Material supplied Start Marker
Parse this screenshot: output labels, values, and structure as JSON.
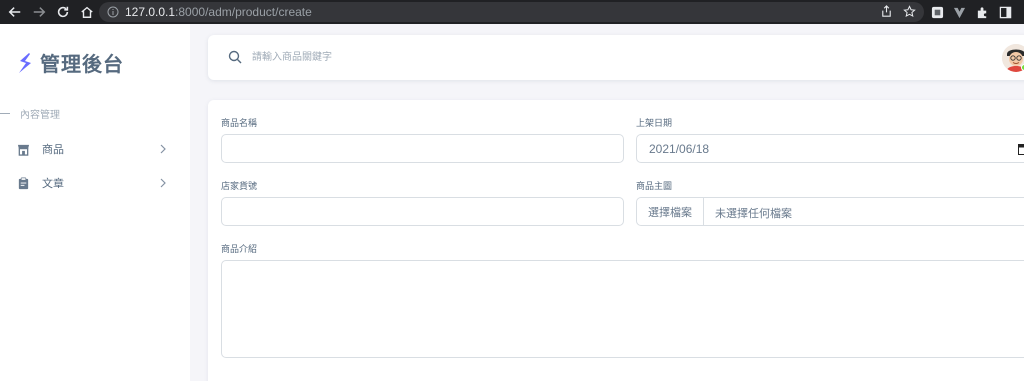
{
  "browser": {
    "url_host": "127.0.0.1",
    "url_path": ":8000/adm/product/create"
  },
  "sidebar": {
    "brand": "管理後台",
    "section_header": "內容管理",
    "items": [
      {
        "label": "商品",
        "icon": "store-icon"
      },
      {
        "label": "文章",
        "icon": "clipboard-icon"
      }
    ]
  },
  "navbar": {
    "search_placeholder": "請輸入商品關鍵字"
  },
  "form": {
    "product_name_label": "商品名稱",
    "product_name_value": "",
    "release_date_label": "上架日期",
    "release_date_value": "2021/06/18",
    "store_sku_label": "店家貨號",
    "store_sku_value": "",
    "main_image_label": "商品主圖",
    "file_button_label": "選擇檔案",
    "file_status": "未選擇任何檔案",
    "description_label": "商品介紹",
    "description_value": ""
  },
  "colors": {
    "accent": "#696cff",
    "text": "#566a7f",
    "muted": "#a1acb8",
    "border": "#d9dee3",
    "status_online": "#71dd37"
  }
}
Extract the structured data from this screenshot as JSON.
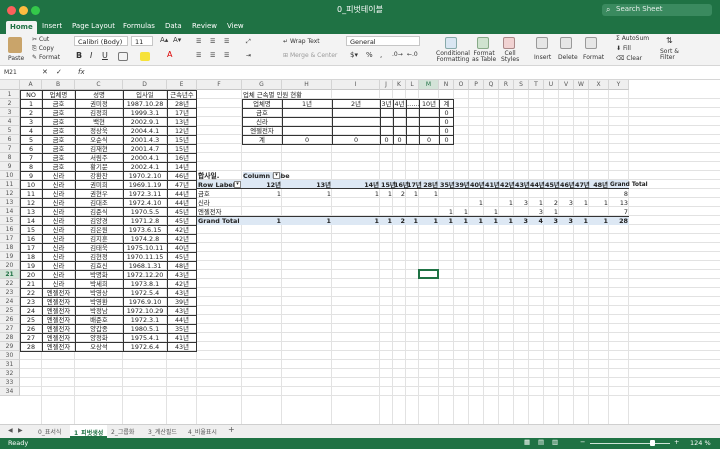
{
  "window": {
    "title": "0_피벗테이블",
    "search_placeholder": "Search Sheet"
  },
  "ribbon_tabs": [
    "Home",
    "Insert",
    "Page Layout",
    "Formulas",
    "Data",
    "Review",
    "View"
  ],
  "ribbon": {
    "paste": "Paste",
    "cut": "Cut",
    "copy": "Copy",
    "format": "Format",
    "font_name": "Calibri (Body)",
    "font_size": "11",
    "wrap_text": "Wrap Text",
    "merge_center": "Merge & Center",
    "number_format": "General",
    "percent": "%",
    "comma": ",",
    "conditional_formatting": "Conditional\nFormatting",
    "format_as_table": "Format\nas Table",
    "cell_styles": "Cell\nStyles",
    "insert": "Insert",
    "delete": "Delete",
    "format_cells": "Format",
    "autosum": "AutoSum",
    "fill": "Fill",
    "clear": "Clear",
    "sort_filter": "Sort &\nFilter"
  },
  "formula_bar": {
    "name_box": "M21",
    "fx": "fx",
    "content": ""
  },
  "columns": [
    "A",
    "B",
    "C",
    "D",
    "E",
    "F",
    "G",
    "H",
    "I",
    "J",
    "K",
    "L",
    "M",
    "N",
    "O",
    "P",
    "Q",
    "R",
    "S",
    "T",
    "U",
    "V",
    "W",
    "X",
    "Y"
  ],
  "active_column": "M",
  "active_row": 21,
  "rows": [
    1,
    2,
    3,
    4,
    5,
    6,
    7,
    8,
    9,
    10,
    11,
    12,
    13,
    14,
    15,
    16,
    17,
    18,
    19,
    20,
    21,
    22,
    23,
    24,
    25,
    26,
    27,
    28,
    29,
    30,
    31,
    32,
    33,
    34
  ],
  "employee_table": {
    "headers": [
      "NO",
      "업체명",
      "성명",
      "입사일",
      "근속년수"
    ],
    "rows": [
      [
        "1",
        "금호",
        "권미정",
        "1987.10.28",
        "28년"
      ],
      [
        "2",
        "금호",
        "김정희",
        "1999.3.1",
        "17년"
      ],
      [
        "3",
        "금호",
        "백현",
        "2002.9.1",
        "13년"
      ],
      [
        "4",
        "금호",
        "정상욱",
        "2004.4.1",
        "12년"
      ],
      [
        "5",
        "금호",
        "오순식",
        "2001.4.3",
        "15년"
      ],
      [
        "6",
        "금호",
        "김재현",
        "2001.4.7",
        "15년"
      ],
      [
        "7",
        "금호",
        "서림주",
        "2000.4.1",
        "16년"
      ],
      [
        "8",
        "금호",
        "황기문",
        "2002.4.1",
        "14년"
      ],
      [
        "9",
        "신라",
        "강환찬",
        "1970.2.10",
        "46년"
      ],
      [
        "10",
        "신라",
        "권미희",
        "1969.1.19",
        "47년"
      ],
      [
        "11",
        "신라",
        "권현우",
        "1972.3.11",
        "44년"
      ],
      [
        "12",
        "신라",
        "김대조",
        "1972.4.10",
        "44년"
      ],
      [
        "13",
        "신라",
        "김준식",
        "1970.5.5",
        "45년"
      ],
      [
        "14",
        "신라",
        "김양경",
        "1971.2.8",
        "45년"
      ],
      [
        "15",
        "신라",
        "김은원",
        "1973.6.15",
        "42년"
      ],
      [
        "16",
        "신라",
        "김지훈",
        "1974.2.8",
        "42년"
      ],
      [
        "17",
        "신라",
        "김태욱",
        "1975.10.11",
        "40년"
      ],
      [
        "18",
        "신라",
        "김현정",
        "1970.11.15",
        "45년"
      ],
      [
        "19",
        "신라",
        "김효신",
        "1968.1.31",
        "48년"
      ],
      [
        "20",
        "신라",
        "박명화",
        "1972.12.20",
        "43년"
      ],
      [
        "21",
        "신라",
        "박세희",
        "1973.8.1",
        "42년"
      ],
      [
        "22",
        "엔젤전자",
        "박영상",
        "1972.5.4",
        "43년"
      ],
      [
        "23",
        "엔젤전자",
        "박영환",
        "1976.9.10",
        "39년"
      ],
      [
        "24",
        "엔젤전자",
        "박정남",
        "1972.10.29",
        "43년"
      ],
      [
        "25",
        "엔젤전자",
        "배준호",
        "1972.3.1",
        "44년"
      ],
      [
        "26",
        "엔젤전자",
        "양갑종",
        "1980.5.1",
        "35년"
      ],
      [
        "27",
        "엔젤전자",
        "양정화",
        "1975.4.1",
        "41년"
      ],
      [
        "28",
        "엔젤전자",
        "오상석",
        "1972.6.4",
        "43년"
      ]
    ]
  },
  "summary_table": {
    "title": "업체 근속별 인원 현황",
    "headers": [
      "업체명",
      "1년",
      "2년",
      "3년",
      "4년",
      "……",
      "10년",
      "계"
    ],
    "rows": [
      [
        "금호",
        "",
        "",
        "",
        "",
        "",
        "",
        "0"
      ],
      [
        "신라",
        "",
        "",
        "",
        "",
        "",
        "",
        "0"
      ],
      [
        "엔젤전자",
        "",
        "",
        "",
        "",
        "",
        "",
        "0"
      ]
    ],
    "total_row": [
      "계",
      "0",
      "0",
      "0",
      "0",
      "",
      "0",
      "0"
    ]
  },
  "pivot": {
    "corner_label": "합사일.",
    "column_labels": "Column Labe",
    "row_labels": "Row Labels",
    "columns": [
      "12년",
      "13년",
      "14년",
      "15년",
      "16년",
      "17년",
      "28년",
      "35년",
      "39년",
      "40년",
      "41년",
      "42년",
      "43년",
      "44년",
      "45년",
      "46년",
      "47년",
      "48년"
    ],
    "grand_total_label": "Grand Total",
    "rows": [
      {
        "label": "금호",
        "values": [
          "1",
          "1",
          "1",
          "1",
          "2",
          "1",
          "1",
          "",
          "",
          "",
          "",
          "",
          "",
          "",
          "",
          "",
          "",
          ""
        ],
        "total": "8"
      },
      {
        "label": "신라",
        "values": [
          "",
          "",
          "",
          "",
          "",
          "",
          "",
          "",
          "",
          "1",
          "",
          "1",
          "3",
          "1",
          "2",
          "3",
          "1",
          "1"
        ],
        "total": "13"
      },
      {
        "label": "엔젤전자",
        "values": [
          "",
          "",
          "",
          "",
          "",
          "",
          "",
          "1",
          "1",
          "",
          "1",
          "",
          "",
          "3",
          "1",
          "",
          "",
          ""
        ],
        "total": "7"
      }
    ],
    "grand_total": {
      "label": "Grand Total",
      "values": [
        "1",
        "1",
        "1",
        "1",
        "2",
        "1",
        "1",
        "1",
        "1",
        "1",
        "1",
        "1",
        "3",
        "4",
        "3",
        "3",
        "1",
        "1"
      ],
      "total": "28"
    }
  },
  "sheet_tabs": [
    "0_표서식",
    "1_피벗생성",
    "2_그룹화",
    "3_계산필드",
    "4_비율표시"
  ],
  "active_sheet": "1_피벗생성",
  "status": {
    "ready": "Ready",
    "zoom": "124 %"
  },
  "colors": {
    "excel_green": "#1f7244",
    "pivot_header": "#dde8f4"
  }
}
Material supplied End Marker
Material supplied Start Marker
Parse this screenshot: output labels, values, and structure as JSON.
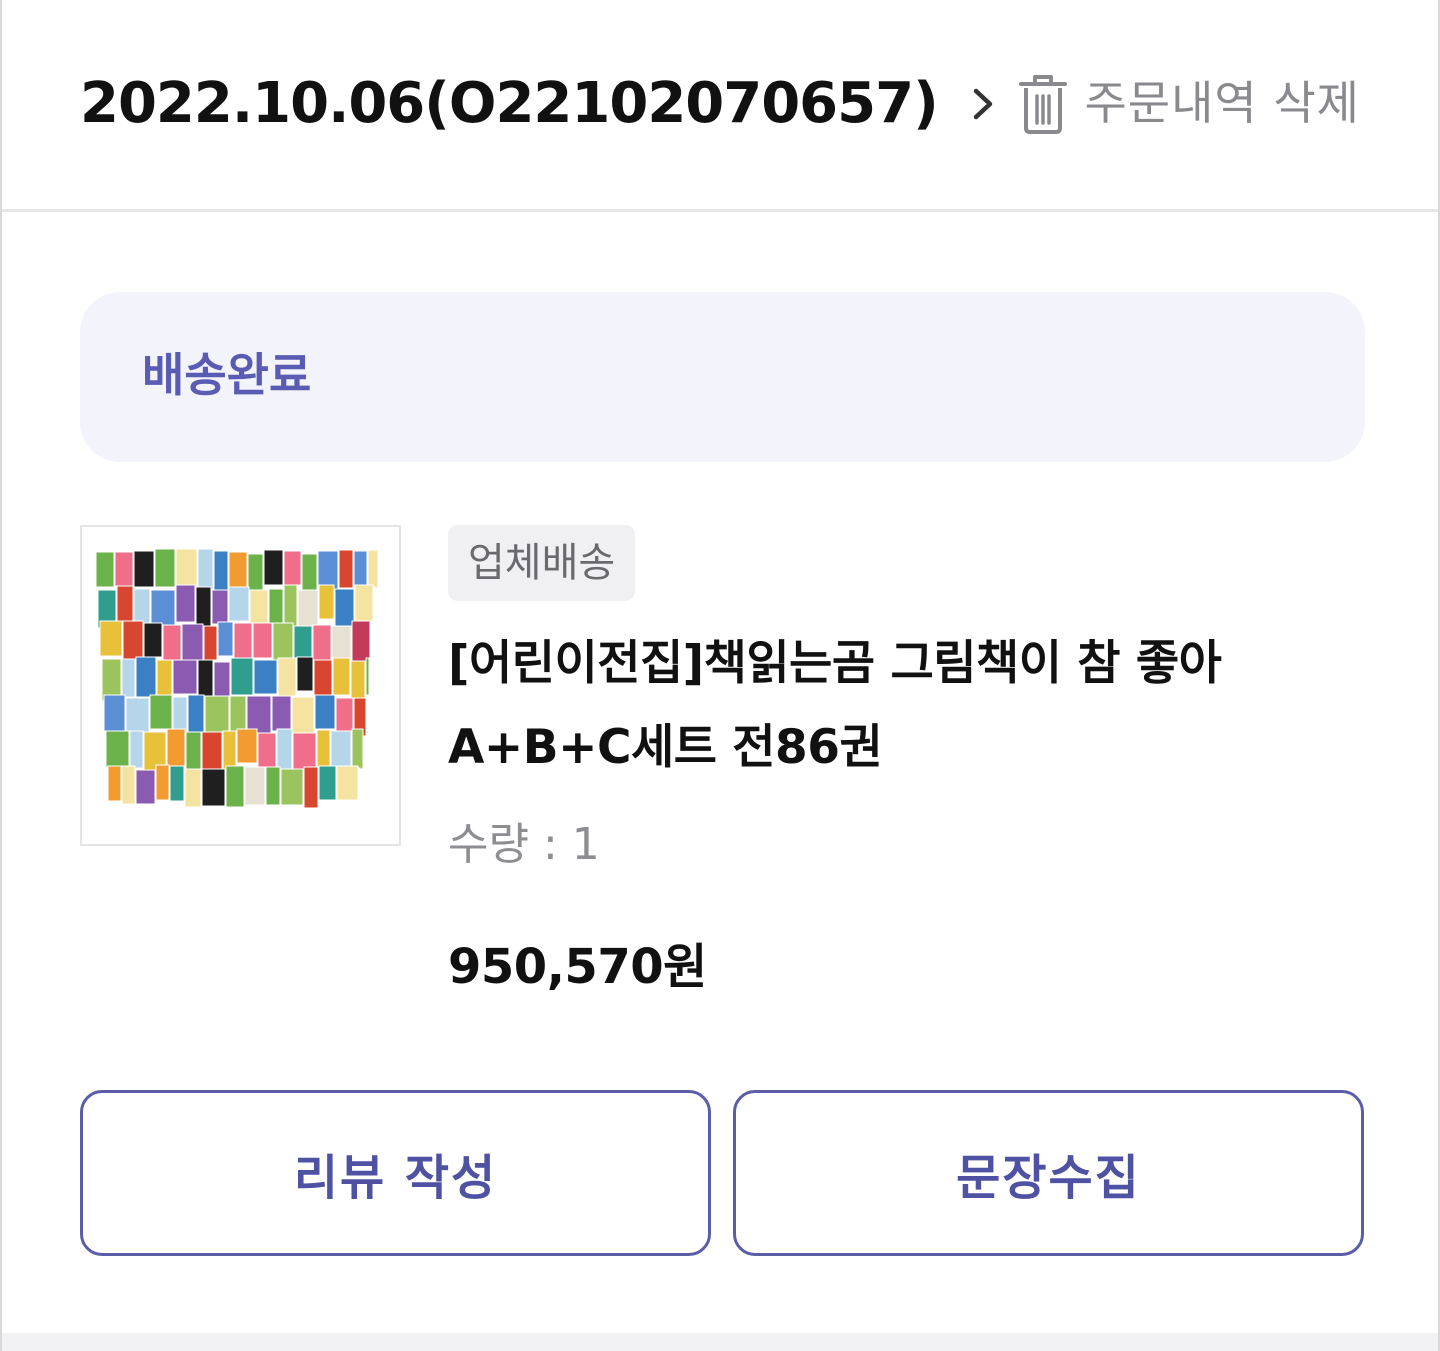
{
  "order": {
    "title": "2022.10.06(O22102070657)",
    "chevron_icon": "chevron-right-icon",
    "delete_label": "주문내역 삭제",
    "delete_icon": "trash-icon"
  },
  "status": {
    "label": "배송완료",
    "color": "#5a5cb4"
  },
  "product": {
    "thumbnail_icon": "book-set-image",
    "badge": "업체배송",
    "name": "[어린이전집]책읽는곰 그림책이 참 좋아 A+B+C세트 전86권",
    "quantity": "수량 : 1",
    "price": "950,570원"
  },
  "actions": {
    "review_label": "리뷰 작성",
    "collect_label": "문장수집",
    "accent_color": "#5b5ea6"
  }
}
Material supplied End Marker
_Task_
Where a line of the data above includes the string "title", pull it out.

_Response_
    "title": "0_피벗테이블",
    "title": "업체 근속별 인원 현황",
    "title": "2022.10.06(O22102070657)",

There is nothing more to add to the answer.